• The problem
From the entries below, copy every line holding the word "true".

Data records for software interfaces
• • • •

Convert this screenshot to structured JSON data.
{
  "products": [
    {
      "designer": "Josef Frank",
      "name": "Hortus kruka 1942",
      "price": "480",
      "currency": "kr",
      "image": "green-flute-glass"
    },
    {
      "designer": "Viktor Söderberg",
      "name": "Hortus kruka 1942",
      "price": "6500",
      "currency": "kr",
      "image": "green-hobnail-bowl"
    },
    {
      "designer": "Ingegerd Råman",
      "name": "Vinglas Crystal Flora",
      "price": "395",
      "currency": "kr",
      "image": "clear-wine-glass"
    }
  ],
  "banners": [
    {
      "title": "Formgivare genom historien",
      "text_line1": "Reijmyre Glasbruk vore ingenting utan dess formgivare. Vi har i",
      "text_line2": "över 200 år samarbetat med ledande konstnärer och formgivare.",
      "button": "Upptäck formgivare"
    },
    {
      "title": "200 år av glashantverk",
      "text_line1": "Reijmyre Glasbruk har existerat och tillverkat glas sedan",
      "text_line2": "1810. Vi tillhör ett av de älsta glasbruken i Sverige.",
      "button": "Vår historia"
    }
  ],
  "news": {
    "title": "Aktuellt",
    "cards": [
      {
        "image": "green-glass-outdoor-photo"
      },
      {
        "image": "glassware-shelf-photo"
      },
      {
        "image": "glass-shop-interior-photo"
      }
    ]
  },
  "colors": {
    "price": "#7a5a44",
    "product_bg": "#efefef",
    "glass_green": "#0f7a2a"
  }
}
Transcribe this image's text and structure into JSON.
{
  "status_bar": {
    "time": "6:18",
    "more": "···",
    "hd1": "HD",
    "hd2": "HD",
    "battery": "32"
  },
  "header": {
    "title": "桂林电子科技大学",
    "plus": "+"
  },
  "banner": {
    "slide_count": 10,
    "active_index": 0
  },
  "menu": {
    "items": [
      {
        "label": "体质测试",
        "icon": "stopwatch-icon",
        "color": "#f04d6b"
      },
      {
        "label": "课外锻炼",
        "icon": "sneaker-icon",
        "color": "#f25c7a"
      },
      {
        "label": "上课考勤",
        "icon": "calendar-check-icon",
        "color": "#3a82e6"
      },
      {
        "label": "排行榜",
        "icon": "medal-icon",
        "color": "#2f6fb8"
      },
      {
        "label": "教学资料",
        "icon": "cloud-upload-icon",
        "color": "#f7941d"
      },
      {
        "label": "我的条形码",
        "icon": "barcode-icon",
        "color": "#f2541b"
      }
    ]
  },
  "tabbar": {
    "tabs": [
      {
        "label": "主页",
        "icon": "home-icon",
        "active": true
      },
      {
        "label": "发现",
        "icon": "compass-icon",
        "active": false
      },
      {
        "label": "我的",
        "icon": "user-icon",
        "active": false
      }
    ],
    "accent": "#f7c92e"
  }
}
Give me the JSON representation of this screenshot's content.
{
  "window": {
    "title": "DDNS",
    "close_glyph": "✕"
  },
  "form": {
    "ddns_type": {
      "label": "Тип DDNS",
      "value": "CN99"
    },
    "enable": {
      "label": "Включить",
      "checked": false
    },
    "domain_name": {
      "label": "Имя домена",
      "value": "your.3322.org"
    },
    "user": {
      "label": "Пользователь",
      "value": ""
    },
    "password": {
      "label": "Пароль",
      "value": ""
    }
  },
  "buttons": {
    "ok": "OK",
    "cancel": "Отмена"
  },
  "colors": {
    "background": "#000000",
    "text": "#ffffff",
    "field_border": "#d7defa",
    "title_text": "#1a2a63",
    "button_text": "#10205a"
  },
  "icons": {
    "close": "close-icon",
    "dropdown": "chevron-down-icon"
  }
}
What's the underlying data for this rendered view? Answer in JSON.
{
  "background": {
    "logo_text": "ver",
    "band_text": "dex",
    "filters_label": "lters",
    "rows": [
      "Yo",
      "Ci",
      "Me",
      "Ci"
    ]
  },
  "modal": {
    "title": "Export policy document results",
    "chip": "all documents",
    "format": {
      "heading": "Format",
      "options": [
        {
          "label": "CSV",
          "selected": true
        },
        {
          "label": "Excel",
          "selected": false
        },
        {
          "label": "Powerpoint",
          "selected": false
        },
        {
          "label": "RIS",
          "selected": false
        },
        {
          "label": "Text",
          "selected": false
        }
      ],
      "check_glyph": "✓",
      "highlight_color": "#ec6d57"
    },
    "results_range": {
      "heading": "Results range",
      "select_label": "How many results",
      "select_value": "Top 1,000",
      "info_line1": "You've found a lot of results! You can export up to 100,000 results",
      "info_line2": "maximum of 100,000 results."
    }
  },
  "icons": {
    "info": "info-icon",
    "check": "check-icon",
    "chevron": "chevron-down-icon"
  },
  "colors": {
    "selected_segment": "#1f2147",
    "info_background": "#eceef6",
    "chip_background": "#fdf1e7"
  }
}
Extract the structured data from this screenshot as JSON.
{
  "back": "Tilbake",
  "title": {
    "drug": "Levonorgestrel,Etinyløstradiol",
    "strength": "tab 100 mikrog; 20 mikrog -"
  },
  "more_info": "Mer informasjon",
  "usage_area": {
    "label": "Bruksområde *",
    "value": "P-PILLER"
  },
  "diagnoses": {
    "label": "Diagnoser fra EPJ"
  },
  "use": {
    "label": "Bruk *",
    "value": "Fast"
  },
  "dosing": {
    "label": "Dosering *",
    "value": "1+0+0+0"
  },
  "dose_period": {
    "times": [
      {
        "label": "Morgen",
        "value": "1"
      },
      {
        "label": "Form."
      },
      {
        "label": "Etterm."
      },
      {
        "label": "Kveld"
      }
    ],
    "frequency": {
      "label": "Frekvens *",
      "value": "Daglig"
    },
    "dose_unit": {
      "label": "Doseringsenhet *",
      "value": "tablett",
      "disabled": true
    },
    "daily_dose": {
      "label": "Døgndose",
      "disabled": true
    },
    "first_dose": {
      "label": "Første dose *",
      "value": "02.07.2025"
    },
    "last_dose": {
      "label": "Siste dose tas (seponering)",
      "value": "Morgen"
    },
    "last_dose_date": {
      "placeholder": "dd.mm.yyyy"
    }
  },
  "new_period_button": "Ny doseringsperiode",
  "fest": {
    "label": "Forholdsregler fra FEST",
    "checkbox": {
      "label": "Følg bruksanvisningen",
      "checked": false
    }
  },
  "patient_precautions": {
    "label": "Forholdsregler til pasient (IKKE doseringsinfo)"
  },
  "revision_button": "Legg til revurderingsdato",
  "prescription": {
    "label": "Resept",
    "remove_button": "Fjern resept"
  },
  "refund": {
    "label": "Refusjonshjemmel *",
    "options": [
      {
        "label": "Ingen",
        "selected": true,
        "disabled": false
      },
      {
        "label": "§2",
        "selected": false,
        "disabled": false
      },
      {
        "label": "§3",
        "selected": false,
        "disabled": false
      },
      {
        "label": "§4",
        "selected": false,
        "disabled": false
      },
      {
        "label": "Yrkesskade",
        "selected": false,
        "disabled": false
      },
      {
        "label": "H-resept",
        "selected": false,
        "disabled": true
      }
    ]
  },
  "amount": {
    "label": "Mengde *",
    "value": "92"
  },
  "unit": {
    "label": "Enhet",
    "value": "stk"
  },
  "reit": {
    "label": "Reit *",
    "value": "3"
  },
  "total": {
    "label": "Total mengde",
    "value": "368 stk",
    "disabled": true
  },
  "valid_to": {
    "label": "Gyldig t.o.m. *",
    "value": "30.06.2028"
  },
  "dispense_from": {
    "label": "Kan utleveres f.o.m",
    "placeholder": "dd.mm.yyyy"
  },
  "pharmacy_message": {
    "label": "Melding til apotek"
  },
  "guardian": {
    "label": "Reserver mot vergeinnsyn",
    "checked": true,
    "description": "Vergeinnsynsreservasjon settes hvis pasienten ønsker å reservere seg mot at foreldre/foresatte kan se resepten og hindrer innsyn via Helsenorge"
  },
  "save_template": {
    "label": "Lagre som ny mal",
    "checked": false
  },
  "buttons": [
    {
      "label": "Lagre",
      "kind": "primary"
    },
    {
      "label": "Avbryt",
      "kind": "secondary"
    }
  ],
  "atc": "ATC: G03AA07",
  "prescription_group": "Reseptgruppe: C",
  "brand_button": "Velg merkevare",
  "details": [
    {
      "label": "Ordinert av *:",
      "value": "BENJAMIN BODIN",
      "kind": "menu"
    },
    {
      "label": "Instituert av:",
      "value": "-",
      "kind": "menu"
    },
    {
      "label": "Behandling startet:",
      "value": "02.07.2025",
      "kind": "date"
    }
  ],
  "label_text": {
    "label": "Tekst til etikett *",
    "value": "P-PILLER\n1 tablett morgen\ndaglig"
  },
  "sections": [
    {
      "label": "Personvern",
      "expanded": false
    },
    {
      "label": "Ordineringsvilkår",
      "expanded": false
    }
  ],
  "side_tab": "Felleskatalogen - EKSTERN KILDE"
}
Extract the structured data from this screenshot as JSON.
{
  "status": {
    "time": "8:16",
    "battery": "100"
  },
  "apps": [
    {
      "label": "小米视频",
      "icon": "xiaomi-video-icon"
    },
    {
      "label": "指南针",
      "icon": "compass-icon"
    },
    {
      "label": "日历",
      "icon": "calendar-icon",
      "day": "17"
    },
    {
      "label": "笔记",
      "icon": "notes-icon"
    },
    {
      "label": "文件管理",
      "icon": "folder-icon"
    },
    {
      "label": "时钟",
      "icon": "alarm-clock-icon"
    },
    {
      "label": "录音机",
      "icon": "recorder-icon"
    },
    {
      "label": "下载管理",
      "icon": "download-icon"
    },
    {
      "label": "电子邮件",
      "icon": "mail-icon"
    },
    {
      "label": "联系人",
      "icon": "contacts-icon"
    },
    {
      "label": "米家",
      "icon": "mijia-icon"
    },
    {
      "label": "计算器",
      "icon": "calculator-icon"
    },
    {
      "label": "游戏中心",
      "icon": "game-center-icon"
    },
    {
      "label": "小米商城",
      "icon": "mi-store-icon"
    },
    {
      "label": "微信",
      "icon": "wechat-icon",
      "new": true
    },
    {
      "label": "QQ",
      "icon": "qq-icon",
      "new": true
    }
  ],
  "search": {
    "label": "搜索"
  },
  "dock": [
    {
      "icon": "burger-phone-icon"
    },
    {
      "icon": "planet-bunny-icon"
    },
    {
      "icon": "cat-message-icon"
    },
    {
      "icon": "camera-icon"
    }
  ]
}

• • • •

• Result of the task
        "active": true
          "selected": true
      "disabled": true
      "disabled": true
        "selected": true,
        "disabled": true
    "disabled": true
    "checked": true,
      "new": true
      "new": true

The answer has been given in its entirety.